What is the best strategy to search in an unknown environment? Navigation with only local information available is a ubiquitous problem in nature, especially when local directional information is unreliable due to limited detection range and accuracy. Facing this challenge, many natural systems, including the chemotactic bacteria Escherichia coli, navigate by registering past information “in memory” and making temporal comparisons to bias their random walk up gradients of signal. In groups, these bacteria can migrate collectively as they consume nutrients to create a gradient that moves along with them, traveling greater distances than a single cell could have. Previously, most research has made simplifying assumptions to reach analytical predictions. Individual memory for signal has been assumed to be short compared to changes in signal so that the past has little effect on present and future behavior. In populations, all individuals have been assumed to be identical. However, cells navigate in all kinds of environments, including ones where their memory is long compared to other time scales, and biological organisms always exhibit phenotypic diversity. Here, we restore these missing components to examine their effects on bacterial navigation. In individual navigation, we show that memory controls the balance between the positive feedback between behavior and sensed signal and the negative feedback of forgetting past signals. When the positive feedback dominates, a cell can quickly turn around after moving in the wrong direction and can extend motion in the right one, achieving “ratchet-like” gradient climbing behavior. In collective migration, we show that the diversity controls the inevitable leakage of cells off the back of the migrating group, which in turn shapes the group’s diversity.

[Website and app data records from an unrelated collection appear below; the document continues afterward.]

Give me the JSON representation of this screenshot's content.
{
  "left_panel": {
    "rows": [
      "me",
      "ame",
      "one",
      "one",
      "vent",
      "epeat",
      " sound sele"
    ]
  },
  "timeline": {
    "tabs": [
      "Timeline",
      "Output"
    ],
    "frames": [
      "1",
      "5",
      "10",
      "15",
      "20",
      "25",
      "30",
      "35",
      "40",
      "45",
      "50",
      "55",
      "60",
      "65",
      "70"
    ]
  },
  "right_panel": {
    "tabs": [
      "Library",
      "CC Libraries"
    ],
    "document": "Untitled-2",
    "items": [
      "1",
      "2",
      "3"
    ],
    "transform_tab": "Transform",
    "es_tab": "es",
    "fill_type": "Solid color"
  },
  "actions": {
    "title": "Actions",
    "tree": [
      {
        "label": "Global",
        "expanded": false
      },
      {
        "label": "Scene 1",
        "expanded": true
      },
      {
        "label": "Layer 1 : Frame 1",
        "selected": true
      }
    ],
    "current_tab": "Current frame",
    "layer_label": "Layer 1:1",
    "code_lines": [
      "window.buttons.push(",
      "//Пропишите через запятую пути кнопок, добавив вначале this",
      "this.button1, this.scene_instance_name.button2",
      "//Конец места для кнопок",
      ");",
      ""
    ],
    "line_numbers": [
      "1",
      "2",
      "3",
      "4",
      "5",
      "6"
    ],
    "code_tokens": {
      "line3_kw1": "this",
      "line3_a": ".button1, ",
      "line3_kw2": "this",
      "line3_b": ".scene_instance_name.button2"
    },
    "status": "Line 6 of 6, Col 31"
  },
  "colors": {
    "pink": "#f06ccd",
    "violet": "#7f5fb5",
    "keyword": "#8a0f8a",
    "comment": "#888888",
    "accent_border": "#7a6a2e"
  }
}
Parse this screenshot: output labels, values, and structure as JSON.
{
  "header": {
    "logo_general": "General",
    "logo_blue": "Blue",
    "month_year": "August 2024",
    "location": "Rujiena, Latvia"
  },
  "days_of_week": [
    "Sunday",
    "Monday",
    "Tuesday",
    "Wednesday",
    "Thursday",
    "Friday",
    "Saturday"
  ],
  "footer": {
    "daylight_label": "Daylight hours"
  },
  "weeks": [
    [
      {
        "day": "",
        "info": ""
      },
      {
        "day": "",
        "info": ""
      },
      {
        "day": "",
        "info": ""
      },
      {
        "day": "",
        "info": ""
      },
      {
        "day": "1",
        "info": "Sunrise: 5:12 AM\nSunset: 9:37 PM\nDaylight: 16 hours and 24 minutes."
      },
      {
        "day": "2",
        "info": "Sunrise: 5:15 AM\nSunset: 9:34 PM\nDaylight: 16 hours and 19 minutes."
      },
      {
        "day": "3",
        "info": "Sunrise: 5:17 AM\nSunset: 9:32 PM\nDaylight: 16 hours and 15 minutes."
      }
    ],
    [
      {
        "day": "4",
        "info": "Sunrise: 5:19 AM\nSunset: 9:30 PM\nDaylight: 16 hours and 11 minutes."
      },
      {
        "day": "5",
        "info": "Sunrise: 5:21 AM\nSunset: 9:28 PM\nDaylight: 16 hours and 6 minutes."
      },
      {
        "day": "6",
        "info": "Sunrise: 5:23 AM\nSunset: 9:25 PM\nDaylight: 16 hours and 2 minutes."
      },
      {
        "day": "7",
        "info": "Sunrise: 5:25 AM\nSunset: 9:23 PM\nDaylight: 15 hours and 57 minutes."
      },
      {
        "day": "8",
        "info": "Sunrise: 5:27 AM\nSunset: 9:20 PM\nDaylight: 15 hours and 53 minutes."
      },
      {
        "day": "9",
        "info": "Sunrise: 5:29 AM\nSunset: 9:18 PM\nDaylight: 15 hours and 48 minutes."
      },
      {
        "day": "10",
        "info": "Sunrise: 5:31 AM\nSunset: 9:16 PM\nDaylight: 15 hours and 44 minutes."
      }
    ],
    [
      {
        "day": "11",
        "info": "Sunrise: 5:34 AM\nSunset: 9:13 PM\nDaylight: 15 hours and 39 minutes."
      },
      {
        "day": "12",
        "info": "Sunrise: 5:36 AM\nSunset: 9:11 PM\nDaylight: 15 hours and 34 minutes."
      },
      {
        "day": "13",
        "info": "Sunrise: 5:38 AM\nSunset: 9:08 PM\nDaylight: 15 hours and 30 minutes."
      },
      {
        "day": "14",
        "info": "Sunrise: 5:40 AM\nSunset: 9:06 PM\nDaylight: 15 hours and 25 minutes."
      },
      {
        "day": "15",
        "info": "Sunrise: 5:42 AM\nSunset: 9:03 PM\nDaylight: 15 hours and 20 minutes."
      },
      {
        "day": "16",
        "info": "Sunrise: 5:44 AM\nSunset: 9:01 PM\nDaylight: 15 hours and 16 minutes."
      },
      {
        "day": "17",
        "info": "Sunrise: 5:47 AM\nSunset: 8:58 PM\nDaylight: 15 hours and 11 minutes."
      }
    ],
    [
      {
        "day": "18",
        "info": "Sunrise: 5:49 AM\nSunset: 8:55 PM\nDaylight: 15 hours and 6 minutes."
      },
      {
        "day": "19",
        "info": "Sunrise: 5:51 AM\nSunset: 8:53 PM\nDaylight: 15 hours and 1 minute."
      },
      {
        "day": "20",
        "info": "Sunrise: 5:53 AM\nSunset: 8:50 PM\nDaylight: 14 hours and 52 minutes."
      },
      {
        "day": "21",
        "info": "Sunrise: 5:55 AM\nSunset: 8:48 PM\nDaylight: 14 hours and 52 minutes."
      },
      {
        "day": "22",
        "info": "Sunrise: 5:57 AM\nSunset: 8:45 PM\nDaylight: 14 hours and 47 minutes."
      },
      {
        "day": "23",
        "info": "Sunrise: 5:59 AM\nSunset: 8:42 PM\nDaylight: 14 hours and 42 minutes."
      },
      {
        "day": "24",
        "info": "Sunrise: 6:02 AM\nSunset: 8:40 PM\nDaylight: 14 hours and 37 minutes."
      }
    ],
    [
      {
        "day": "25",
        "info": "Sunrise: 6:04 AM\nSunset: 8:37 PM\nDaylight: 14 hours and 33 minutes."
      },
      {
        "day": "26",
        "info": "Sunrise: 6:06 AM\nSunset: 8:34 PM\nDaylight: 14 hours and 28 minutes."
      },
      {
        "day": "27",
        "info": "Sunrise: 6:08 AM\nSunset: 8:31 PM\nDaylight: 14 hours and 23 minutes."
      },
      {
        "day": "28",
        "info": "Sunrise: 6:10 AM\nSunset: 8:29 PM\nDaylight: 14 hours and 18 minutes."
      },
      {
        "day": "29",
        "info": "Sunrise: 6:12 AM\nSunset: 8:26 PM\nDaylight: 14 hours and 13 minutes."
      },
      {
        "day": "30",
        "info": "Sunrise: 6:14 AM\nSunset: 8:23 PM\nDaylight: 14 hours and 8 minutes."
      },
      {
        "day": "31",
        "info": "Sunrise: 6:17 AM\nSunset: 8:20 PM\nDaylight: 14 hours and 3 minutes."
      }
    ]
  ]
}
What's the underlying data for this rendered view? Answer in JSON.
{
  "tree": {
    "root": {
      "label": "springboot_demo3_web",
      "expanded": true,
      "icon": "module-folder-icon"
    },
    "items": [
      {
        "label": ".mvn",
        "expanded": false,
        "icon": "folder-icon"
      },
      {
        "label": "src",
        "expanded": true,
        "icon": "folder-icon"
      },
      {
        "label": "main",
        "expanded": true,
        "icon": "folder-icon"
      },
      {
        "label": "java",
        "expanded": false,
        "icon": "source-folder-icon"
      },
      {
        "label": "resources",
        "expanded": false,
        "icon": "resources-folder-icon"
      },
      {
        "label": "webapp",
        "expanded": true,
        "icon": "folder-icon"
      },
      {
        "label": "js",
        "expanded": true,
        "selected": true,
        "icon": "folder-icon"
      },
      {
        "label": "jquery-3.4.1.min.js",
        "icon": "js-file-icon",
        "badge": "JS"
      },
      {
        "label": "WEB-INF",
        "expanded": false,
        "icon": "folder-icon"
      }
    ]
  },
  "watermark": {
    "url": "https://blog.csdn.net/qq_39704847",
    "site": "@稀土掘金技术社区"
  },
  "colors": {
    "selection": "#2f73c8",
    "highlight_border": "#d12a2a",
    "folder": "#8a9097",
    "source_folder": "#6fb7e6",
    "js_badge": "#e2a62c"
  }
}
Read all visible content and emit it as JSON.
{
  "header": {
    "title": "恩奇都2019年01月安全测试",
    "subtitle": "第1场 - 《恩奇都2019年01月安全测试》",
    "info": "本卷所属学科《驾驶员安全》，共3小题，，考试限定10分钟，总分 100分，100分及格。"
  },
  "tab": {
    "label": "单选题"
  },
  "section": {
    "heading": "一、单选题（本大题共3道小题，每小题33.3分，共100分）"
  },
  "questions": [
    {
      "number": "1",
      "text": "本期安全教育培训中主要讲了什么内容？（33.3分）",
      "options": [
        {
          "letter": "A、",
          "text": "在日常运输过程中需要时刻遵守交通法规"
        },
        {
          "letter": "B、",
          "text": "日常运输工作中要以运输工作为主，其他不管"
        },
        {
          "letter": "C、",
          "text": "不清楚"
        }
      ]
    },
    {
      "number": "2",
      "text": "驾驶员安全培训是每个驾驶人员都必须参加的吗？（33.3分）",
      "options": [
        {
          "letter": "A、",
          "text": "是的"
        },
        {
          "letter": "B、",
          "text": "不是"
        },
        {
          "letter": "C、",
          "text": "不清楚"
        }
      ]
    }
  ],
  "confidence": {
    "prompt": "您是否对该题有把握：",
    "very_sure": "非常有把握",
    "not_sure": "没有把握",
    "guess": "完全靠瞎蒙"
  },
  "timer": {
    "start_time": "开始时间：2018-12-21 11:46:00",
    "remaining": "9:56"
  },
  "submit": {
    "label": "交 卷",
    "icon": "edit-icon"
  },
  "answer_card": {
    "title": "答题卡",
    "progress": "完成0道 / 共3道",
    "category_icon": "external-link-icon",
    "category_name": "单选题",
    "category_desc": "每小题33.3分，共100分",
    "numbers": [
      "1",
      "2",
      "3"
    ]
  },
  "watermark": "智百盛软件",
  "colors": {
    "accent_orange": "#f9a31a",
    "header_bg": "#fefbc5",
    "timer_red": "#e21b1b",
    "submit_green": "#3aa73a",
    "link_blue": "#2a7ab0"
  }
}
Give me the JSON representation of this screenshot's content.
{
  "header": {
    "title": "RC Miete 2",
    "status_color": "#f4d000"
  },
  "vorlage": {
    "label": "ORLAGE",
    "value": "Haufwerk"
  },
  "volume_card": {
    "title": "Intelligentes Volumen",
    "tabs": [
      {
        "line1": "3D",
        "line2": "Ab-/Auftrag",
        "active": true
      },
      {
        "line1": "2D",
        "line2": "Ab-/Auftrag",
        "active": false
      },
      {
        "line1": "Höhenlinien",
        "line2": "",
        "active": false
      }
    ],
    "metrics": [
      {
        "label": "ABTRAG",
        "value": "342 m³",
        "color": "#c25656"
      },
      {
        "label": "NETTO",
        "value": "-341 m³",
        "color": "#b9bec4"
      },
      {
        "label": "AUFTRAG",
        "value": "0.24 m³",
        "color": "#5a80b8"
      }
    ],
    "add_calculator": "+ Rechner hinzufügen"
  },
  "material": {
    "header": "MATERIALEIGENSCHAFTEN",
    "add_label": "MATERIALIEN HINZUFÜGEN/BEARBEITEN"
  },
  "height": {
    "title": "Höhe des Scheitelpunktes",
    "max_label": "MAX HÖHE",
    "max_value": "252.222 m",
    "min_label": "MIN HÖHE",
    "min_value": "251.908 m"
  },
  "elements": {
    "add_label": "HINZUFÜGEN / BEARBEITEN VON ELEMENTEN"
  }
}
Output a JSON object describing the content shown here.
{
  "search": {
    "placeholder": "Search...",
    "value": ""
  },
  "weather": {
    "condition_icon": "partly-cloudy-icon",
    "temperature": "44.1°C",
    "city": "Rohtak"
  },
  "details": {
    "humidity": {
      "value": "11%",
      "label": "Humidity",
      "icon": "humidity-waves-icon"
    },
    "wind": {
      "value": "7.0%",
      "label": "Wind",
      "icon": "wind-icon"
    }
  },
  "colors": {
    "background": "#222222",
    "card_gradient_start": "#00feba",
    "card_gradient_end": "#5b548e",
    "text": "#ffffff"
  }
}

During migration, phenotypes that climb gradients too slowly are purged so that the rest of the population stays coherently traveling for longer times. In conclusion, we explicate the role of memory for individuals and the role of diversity for groups, and provide insights on how general biased random walk strategies, from individual to collective behavior, could be exploited.
Thesis Advisor: Thierry Emonet